Problem requirements »
The answer must be an exact copy of the records, with every picture left out.

Source material »
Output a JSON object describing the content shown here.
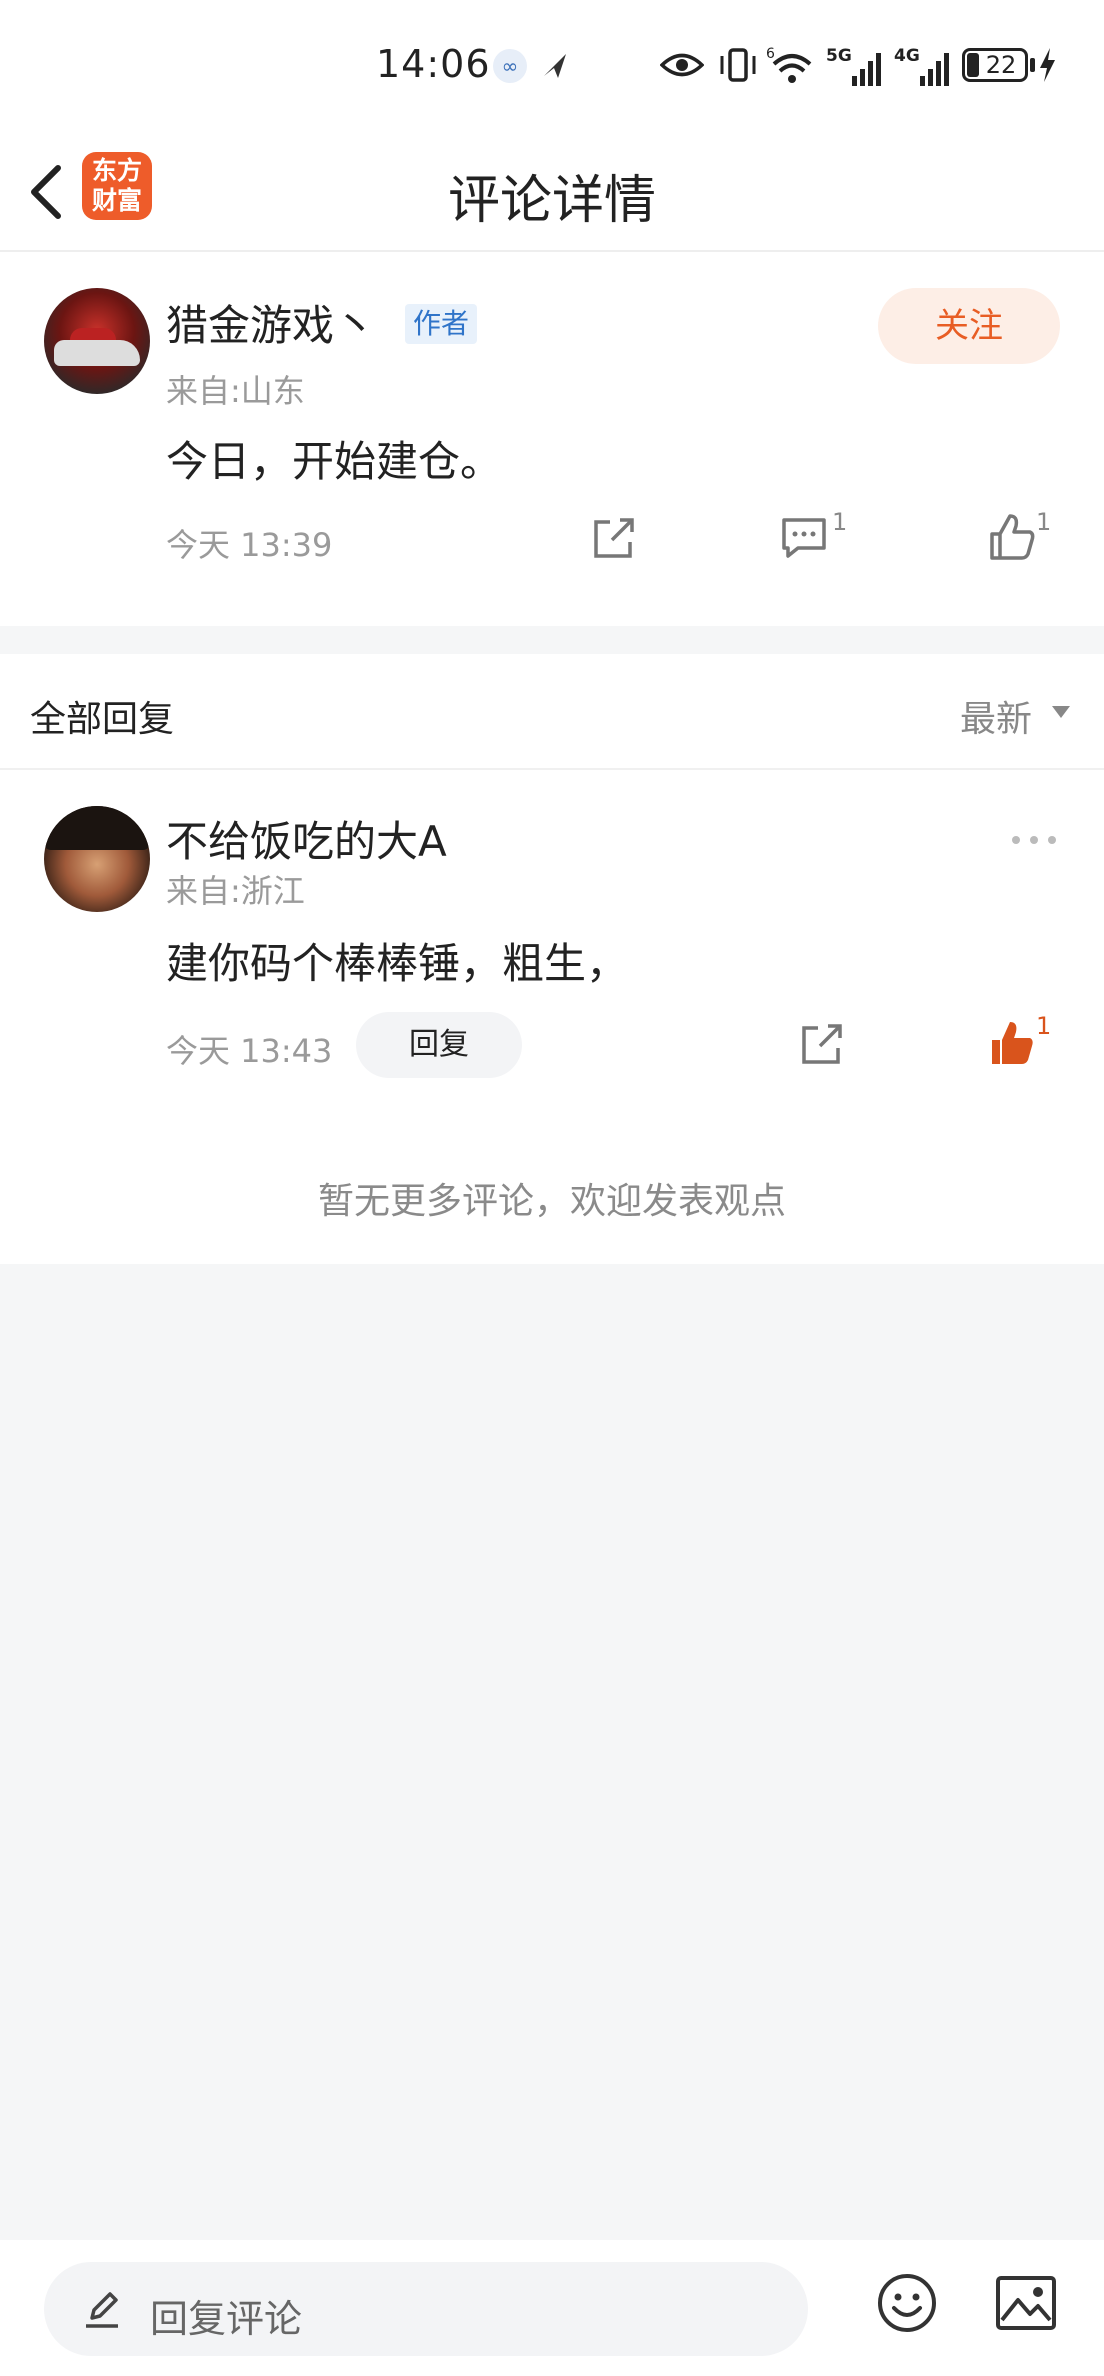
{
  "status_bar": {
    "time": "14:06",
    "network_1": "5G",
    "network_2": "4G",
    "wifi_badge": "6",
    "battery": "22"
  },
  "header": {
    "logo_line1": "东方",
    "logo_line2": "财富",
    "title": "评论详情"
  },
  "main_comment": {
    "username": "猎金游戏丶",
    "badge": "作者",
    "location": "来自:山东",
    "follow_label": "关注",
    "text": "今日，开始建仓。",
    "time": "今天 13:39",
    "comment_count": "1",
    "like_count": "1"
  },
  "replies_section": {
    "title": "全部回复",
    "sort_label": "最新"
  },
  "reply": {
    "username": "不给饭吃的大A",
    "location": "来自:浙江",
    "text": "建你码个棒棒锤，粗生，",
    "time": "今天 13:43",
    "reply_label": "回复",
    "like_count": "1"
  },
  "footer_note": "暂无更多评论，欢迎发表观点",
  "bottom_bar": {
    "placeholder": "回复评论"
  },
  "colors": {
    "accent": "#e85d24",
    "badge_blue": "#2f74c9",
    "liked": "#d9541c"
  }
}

Response to the exercise »
Output a JSON object describing the content shown here.
{
  "status_bar": {
    "time": "14:06",
    "network_1": "5G",
    "network_2": "4G",
    "wifi_badge": "6",
    "battery": "22"
  },
  "header": {
    "logo_line1": "东方",
    "logo_line2": "财富",
    "title": "评论详情"
  },
  "main_comment": {
    "username": "猎金游戏丶",
    "badge": "作者",
    "location": "来自:山东",
    "follow_label": "关注",
    "text": "今日，开始建仓。",
    "time": "今天 13:39",
    "comment_count": "1",
    "like_count": "1"
  },
  "replies_section": {
    "title": "全部回复",
    "sort_label": "最新"
  },
  "reply": {
    "username": "不给饭吃的大A",
    "location": "来自:浙江",
    "text": "建你码个棒棒锤，粗生，",
    "time": "今天 13:43",
    "reply_label": "回复",
    "like_count": "1"
  },
  "footer_note": "暂无更多评论，欢迎发表观点",
  "bottom_bar": {
    "placeholder": "回复评论"
  },
  "colors": {
    "accent": "#e85d24",
    "badge_blue": "#2f74c9",
    "liked": "#d9541c"
  }
}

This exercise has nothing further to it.